### What is expected:
Print every entry exactly once more, omitting each picture.
--------------------------------------------------
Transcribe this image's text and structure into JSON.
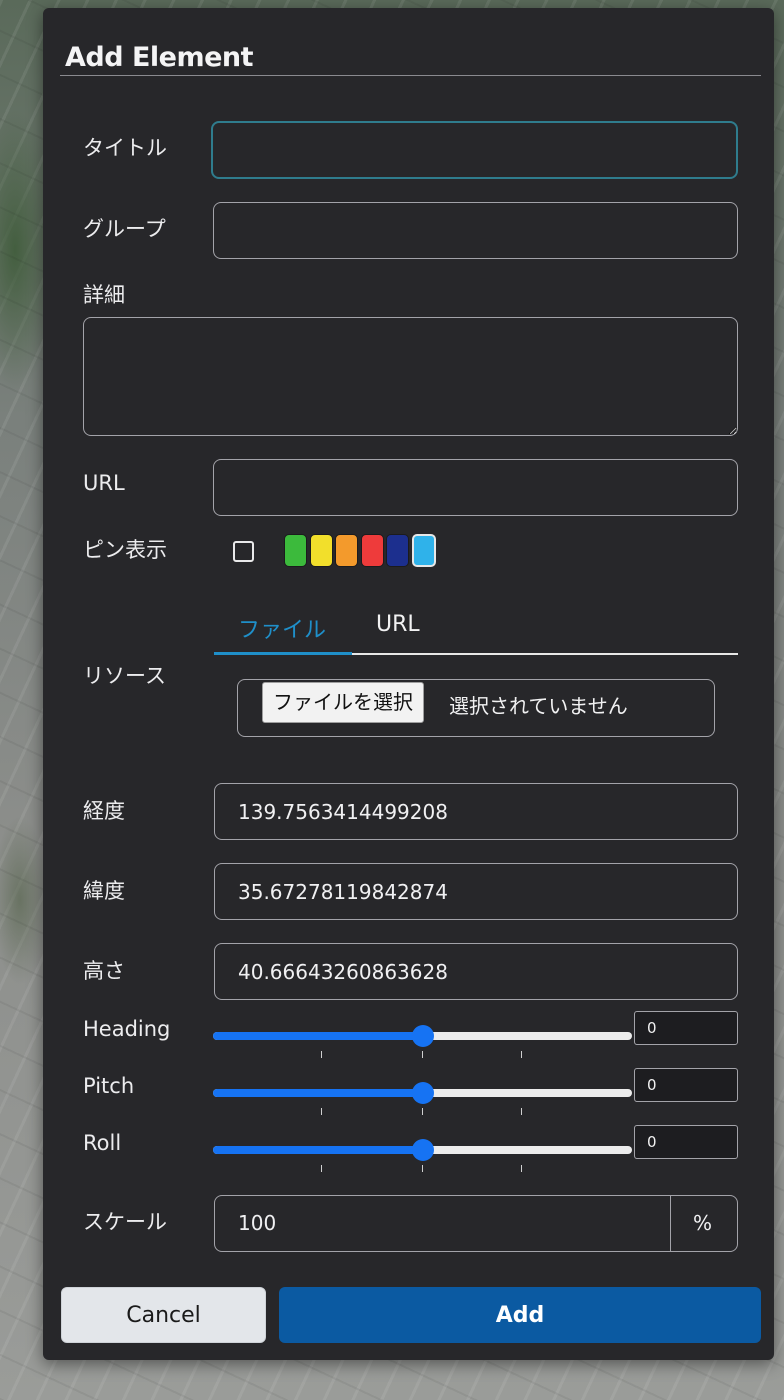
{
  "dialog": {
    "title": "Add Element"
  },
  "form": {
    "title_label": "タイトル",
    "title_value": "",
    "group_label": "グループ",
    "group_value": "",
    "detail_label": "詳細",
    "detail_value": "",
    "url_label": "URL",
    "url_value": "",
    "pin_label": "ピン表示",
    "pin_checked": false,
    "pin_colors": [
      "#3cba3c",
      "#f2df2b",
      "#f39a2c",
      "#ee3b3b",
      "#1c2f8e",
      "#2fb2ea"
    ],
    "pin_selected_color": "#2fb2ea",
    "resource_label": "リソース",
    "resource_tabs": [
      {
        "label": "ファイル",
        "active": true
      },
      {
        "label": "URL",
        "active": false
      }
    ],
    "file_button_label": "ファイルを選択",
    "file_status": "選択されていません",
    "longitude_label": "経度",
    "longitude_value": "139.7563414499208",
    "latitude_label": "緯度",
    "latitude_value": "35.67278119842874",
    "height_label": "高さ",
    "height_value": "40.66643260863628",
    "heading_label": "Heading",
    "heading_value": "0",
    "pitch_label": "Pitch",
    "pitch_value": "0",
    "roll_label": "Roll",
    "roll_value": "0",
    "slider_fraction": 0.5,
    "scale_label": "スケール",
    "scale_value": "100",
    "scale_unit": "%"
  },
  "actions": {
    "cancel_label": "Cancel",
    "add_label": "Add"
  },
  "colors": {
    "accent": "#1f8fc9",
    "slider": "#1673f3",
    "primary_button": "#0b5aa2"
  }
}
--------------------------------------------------
### Exercise response:
Transcribe this image's text and structure into JSON.
{
  "dialog": {
    "title": "Add Element"
  },
  "form": {
    "title_label": "タイトル",
    "title_value": "",
    "group_label": "グループ",
    "group_value": "",
    "detail_label": "詳細",
    "detail_value": "",
    "url_label": "URL",
    "url_value": "",
    "pin_label": "ピン表示",
    "pin_checked": false,
    "pin_colors": [
      "#3cba3c",
      "#f2df2b",
      "#f39a2c",
      "#ee3b3b",
      "#1c2f8e",
      "#2fb2ea"
    ],
    "pin_selected_color": "#2fb2ea",
    "resource_label": "リソース",
    "resource_tabs": [
      {
        "label": "ファイル",
        "active": true
      },
      {
        "label": "URL",
        "active": false
      }
    ],
    "file_button_label": "ファイルを選択",
    "file_status": "選択されていません",
    "longitude_label": "経度",
    "longitude_value": "139.7563414499208",
    "latitude_label": "緯度",
    "latitude_value": "35.67278119842874",
    "height_label": "高さ",
    "height_value": "40.66643260863628",
    "heading_label": "Heading",
    "heading_value": "0",
    "pitch_label": "Pitch",
    "pitch_value": "0",
    "roll_label": "Roll",
    "roll_value": "0",
    "slider_fraction": 0.5,
    "scale_label": "スケール",
    "scale_value": "100",
    "scale_unit": "%"
  },
  "actions": {
    "cancel_label": "Cancel",
    "add_label": "Add"
  },
  "colors": {
    "accent": "#1f8fc9",
    "slider": "#1673f3",
    "primary_button": "#0b5aa2"
  }
}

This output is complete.